Quantification of the natural history of visceral leishmaniasis and consequences for control.
Chapman LAC., Dyson L., Courtenay O., Chowdhury R., Bern C., Medley GF., Hollingsworth TD.
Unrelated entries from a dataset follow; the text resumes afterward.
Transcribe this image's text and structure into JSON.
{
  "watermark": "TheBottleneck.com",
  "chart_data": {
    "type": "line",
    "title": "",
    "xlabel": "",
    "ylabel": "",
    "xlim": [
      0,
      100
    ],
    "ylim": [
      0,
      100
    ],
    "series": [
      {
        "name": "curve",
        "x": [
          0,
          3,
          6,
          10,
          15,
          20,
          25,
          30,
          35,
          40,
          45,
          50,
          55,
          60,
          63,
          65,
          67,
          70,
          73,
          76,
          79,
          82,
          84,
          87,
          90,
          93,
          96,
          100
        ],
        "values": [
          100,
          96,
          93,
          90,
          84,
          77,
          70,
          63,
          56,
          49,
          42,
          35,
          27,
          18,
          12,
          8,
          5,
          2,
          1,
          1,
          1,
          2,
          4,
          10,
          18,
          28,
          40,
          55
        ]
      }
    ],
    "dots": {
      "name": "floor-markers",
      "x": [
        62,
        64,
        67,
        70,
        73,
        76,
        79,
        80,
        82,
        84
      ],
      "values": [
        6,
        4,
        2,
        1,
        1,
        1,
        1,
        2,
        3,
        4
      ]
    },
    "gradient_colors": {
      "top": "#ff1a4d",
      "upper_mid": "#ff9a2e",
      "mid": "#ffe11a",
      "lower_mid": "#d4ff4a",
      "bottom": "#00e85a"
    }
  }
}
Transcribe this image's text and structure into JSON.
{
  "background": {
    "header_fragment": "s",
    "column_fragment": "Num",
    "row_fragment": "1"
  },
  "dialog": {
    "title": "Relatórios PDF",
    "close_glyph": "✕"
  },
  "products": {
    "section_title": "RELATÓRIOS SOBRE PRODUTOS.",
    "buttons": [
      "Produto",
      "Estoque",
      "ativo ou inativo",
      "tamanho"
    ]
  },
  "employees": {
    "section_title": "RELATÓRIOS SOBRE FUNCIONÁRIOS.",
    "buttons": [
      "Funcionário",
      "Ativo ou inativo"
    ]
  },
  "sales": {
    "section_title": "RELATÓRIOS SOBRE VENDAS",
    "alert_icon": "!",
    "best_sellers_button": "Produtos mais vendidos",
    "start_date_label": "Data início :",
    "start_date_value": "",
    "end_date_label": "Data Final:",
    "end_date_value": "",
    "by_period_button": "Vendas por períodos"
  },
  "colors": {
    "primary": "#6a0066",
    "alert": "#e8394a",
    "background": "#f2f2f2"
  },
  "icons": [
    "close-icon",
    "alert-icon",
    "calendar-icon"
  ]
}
Visceral leishmaniasis has been targeted for elimination as a public health problem (less than 1 case per 10,000 people per year) in the Indian sub-continent by 2017. However, there is still a high degree of uncertainty about the natural history of the disease, in particular about the duration of asymptomatic infection and the proportion of asymptomatically infected individuals that develop clinical visceral leishmaniasis. Quantifying these aspects of the disease is key for guiding efforts to eliminate visceral leishmaniasis and maintaining elimination once it is reached.Data from a detailed epidemiological study in Bangladesh in 2002-2004 was analysed to estimate key epidemiological parameters. The role of diagnostics in determining the probability and rate of progression to clinical disease was estimated by fitting Cox proportional hazards models. A multi-state Markov model of the natural history of visceral leishmaniasis was fitted to the data to estimate the asymptomatic infection period and the proportion of asymptomatic individuals going on to develop clinical symptoms.At the time of the study, individuals were taking several months to be diagnosed with visceral leishmaniasis, leading to many opportunities for ongoing transmission. The probability of progression to clinical disease was strongly associated with initial seropositivity and even more strongly with seroconversion, with most clinical symptoms developing within a year. The estimated average durations of asymptomatic infection and symptomatic infection for our model of the natural history are 147 days (95 % CI 130-166) and 140 days (95 % CI 123-160), respectively, and are significantly longer than previously reported estimates. We estimate from the data that 14.7 % (95 % CI 12.6-20.0 %) of asymptomatic individuals develop clinical symptoms-a greater proportion than previously estimated.Extended periods of asymptomatic infection could be important for visceral leishmaniasis transmission, but this depends critically on the relative infectivity of asymptomatic and symptomatic individuals to sandflies. These estimates could be informed by similar analysis of other datasets. Our results highlight the importance of reducing times from onset of symptoms to diagnosis and treatment to reduce opportunities for transmission.